Start of Task material
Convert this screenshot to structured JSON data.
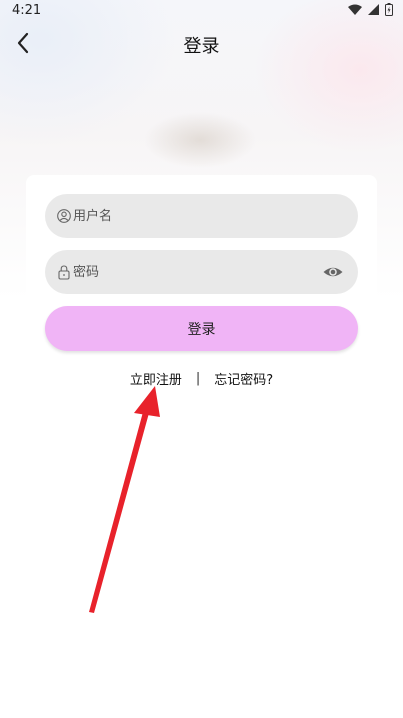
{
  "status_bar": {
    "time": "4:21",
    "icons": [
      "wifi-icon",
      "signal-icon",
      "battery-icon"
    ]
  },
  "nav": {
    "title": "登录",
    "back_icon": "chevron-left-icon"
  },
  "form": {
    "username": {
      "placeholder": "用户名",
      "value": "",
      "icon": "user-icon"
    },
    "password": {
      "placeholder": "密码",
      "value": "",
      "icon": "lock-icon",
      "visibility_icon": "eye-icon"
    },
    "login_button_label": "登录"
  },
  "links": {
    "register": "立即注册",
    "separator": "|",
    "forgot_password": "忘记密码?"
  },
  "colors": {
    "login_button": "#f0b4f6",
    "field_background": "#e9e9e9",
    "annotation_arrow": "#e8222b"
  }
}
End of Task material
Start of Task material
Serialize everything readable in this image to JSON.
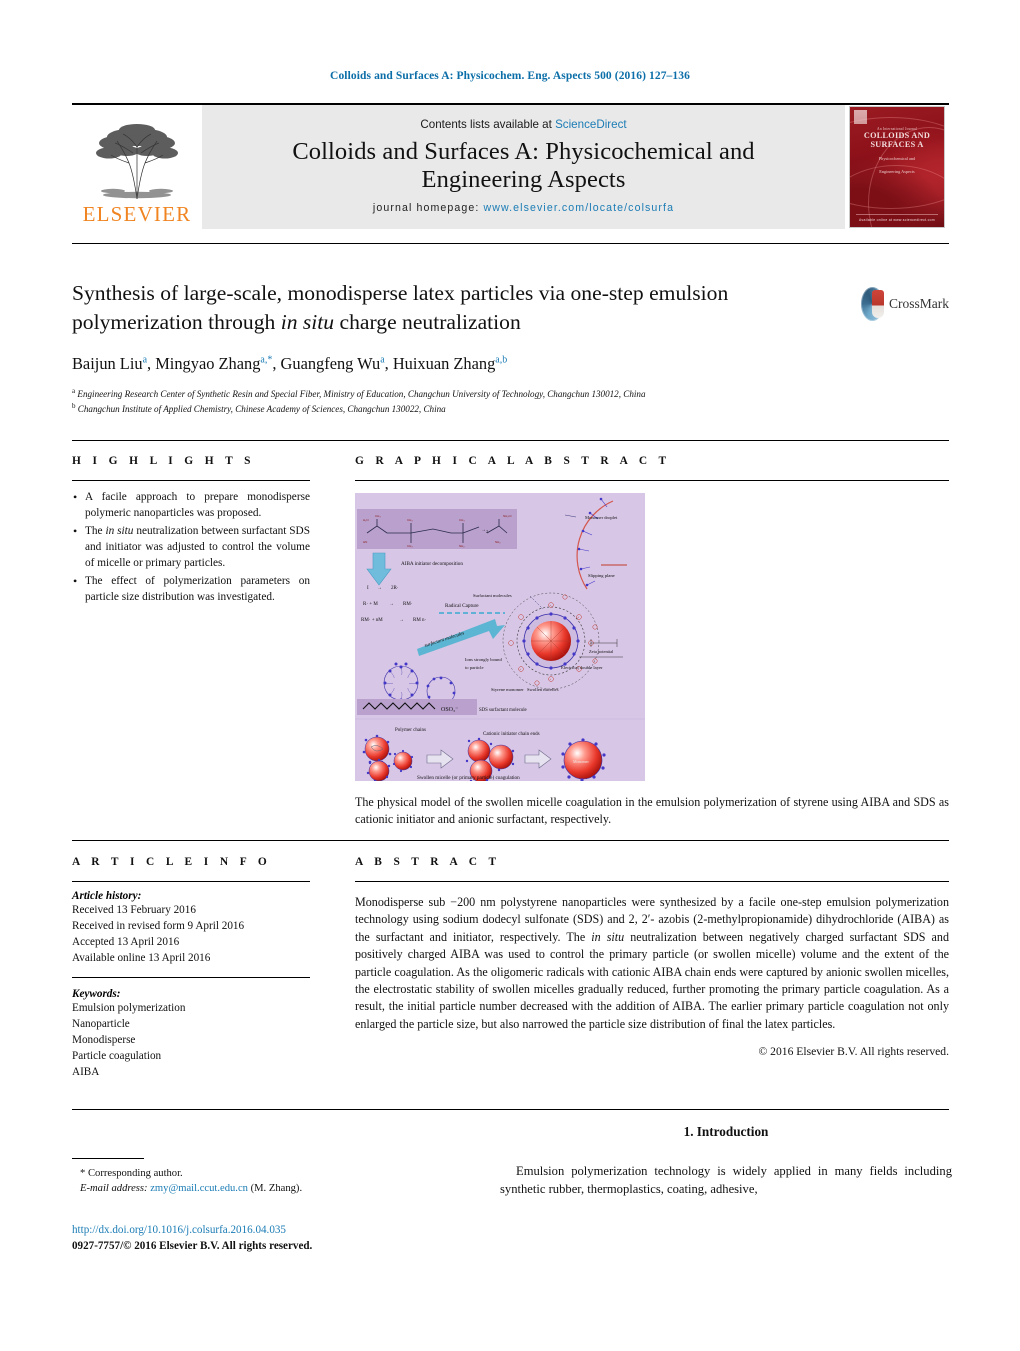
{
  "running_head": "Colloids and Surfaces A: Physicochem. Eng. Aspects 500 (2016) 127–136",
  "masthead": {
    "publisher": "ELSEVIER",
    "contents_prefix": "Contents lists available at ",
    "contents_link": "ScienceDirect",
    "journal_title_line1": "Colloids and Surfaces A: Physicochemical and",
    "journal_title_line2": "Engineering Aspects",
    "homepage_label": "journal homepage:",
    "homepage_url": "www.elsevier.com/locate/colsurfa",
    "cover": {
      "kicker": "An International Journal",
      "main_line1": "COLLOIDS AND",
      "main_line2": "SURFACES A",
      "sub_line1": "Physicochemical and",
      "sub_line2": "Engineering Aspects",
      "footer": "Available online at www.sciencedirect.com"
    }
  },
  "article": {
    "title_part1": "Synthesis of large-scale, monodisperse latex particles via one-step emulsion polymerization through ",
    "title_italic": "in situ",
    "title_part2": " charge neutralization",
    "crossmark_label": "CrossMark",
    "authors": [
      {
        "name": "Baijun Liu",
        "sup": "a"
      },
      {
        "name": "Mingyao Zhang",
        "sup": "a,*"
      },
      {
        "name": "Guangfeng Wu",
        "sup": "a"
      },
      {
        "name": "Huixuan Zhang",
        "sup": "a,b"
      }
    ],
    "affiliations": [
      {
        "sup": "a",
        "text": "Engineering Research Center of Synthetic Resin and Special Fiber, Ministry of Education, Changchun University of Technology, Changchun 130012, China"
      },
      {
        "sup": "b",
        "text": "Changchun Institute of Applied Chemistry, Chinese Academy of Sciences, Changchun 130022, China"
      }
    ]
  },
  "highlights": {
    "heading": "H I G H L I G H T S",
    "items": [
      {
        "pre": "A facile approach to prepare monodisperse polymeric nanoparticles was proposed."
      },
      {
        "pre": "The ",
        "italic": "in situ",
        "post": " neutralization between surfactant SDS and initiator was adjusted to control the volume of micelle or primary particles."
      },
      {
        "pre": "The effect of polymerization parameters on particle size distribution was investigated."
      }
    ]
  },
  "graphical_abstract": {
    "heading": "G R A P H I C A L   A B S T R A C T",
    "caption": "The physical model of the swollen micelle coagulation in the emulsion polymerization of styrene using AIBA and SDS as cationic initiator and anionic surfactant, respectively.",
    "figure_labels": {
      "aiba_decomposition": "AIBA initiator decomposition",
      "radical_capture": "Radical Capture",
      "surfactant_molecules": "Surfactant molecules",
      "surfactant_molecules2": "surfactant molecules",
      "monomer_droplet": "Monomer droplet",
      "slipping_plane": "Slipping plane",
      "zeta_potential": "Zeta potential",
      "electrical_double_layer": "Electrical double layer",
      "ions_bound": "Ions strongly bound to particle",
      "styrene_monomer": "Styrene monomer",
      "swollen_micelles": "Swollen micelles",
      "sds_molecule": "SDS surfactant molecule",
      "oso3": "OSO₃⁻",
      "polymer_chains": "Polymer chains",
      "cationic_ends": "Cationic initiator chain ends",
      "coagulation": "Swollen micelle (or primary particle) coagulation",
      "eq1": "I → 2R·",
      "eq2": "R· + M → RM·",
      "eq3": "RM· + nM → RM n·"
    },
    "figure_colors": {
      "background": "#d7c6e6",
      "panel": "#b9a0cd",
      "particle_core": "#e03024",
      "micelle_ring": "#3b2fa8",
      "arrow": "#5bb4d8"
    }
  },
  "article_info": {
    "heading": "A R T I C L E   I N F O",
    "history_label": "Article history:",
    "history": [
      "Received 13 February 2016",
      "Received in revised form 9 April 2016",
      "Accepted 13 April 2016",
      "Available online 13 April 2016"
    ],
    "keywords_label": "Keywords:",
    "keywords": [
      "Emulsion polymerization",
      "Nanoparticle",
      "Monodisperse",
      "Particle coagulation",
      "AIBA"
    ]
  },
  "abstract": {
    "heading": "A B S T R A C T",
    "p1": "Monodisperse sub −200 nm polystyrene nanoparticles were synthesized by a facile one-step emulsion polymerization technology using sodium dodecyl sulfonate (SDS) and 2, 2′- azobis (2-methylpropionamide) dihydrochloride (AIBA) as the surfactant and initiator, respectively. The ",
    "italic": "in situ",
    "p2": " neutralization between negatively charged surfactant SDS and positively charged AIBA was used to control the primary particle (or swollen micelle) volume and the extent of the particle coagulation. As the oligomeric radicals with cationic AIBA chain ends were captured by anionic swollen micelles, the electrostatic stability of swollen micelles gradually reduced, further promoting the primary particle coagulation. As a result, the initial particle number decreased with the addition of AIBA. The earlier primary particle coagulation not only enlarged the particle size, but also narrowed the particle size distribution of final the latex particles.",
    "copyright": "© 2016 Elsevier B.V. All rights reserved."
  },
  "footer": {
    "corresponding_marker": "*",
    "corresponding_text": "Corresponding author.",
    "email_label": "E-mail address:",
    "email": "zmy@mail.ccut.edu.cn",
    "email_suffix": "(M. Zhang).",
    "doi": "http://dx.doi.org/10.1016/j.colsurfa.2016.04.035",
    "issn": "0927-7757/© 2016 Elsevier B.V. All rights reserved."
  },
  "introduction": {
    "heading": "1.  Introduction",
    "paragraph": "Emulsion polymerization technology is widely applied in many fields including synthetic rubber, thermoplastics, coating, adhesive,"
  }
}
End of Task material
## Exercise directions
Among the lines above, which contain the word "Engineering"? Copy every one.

## Task answer
    "journal_title_line2": "Engineering Aspects",
      "sub_line2": "Engineering Aspects",
        "text": "Engineering Research Center of Synthetic Resin and Special Fiber, Ministry of Education, Changchun University of Technology, Changchun 130012, China"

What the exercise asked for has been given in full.